For forty years we’ve been thinking how wonderful it would be to travel to rural Japan. Back then we were macrobiotic , a belief system that came out of the countries Taoist leanings, and at that time had a big reliance on traditional Japanese foods. Our fantasies of visiting miso, tofu and tempeh kitchens and studying the seaweed farms were economically out of reach and eventually the macrobiotics faded with the travel dreams.
Later I got into hiking. I had a special fondness for pilgrimages and nearly 15 years ago I walked the 880km Camino Frances to Santiago and on to Finisterre, so when I discovered the Kumano Kodo on the Kii peninsular south of Osaka my interest was piqued to say the least.
We were heading to Oz anyway to stay with our son so a 10 day stop over was planned. A very helpful agency ( kumano-travel.com) assisted with sorting accommodation along two different routes to the 3 Shinto/ Buddhist shrines that have formed this pilgrimage for over 1000 yrs.
Starting at 800 m altitude in Koyasan, the Kohechi is the toughest of the half dozen routes, traveling over 1000 m passes everyday on steep tracks through the forested mountains. We arrived by bus on switchback roads from the airport after a sleepless day and nights flight from Ireland via Finland.
We got in the mood for some Japanese style ” forest bathing” in the middle of hectic Helsinki airport where a 360 degree movie of forest, stream and lakes was very chilling.
The real thing came as soon as we got off the bus with a steep stepped path up through the trees to our first shrines and temples with votive offerings of candles, coins and incense.
We entered the Koyasan sacred temple complex through the Daimon gate and continued in the unexpected sunshine to explore the UNESCO World Heritage site.
We had read that the autumn colors could be spectacular- and indeed they were. There were many holy water sources that people were bathing in and drinking from and Buddhist monks were selling calligraphy and assorted charms and amulets.
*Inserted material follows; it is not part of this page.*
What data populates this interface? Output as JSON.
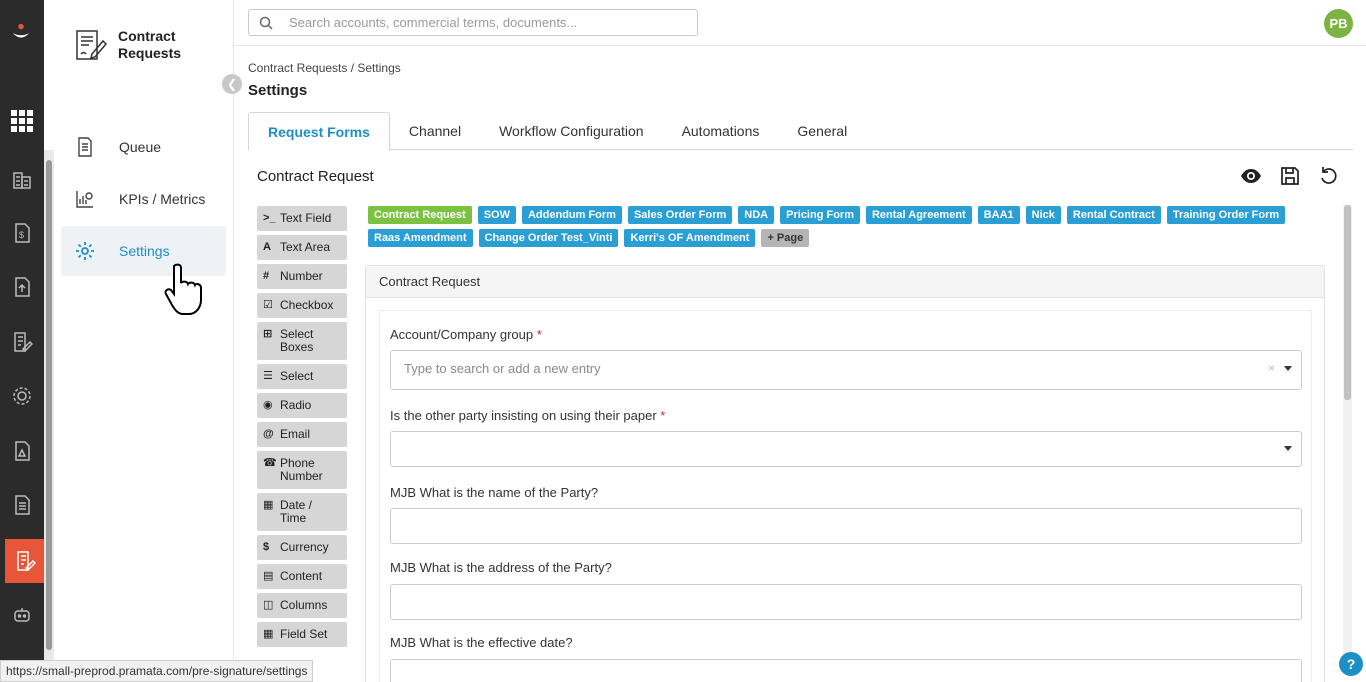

They seem to dress the statuary for dinner! We called into the tourist info Centre where I had arranged to pick up our ” pilgrim passports”. In 2014 I think, the pilgrimages were twinned with the Camino de Santiago and both declared World Heritage routes. So we collect stamps along the way to obtain the select status of ” Dual Pilgrim”!
We found the temple we were staying in and were led by a cheerful monk to a traditional room complete with sliding doors/walls of paper, futons, tatami mats and a little balcony onlooking a wooded garden.
An early Buddhist vegetarian dinner, where a monk kindly gave me a little stool after witnessing my struggles to manage on the floor, of pickles, tofu, seaweed, rice, radish, raw fish, tempura, miso, shoyu and all our other old favorites was followed by a communal Japanese hot bath and bedtime in our kimono.
In the early morning we will attend the Buddhist ceremony with the monks and after another healthy vegetarian meal will strike out into the mountains on the first leg to Omata. Only 17km but estimated at 8 hours. Must be steep!